LAS VEGAS (KSNV MyNews3.com) -- It seemed like an easy way to make a little money working at home, but instead it was a scam that is now luring in thousands of victims.
In this Rip-Off Alert, it’s a twist on the mystery shopper scam illustrated in the past.
Postal inspectors from Wisconsin say counterfeit checks are at the heart of a scam that’s on the rise and costing victims large amounts of money.
“It basically works by distributing counterfeit checks through the mail to individuals in the U.S.,” said U.S. Postal Inspector Matt Schmidt.
The scam starts with a simple email looking for an account manager who wants to work from home.
Once recipients indicate they’re interested, the scheme is in motion -- with a middleman involved.
“She would receive large amounts of counterfeit checks in the mail,” Schmidt said. “She would then re-package the checks and envelopes and mail those to people that she was directed to mail them to.”

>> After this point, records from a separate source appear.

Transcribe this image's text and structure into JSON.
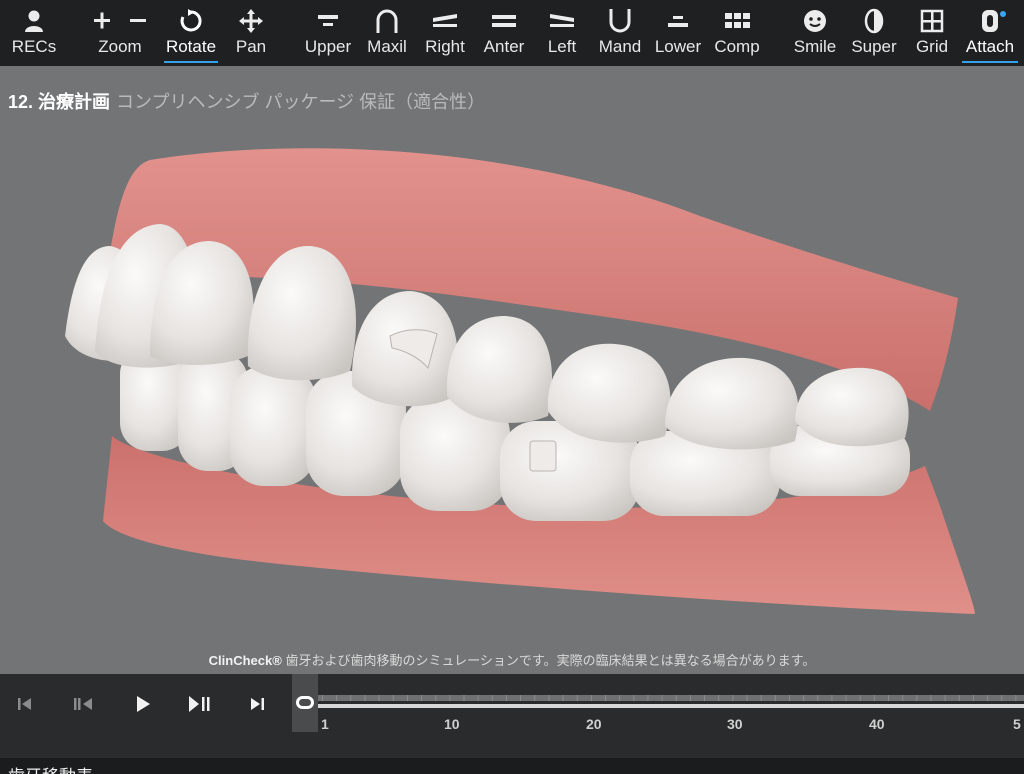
{
  "toolbar": {
    "items": [
      {
        "label": "RECs",
        "icon": "person-icon"
      },
      {
        "label": "+  −",
        "icon": "plus-minus-icon"
      },
      {
        "label": "Zoom",
        "icon": ""
      },
      {
        "label": "Rotate",
        "icon": "rotate-icon",
        "active": true
      },
      {
        "label": "Pan",
        "icon": "pan-arrows-icon"
      },
      {
        "label": "Upper",
        "icon": "upper-arch-icon"
      },
      {
        "label": "Maxil",
        "icon": "maxillary-arch-icon"
      },
      {
        "label": "Right",
        "icon": "right-view-icon"
      },
      {
        "label": "Anter",
        "icon": "anterior-view-icon"
      },
      {
        "label": "Left",
        "icon": "left-view-icon"
      },
      {
        "label": "Mand",
        "icon": "mandibular-arch-icon"
      },
      {
        "label": "Lower",
        "icon": "lower-arch-icon"
      },
      {
        "label": "Comp",
        "icon": "compare-grid-icon"
      },
      {
        "label": "Smile",
        "icon": "smile-face-icon"
      },
      {
        "label": "Super",
        "icon": "superimpose-icon"
      },
      {
        "label": "Grid",
        "icon": "grid-icon"
      },
      {
        "label": "Attach",
        "icon": "attachment-icon",
        "active": true
      }
    ]
  },
  "stage": {
    "title_number": "12. 治療計画",
    "title_sub": "コンプリヘンシブ パッケージ 保証（適合性）",
    "disclaimer_brand": "ClinCheck®",
    "disclaimer_text": " 歯牙および歯肉移動のシミュレーションです。実際の臨床結果とは異なる場合があります。"
  },
  "timeline": {
    "current_stage": 0,
    "tick_labels": [
      "1",
      "10",
      "20",
      "30",
      "40",
      "5"
    ]
  },
  "bottom_panel": {
    "title": "歯牙移動表"
  },
  "colors": {
    "accent": "#35a0e8",
    "gum": "#d77f7c",
    "tooth": "#e9e6e3"
  }
}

The middle man in the scheme receives the bad checks from someone overseas and sends them out with secret shopper letters.
The checks are usually accompanied by specific instructions for cashing, and recipients are asked to be secret shoppers: buy an item, fill out a survey and return any of the money they haven’t spent.
Days later, the victims get the bad news: The checks they deposited were counterfeit, and they are now responsible for the full amount.
In one case, postal inspectors tracked down the so-called account manager and ordered her to stop receiving and sending bad checks.
“A few months later, we were contacted by an informant that the suspect was back involved and distributing,” Schmidt said. “Interviews were done with the informant they gave quite a bit of information on her activity up to that phase.”
During the search warrant, inspectors found boxes of letters the suspect was preparing to send out. There were at least 1,000.
“We had intercepted a package that was destined for her that contained somewhere in the neighborhood of $450,000 in counterfeit checks,” Schmidt said.
Inspectors say the scam is growing in popularity because so many people are trying to find additional income.
In order to ensure you are not getting involved in illegal activity, research the company trying to hire you.
The suspect in the counterfeit check ring who continued to send letters despite the warning from postal inspectors was sentenced to two years in a federal prison.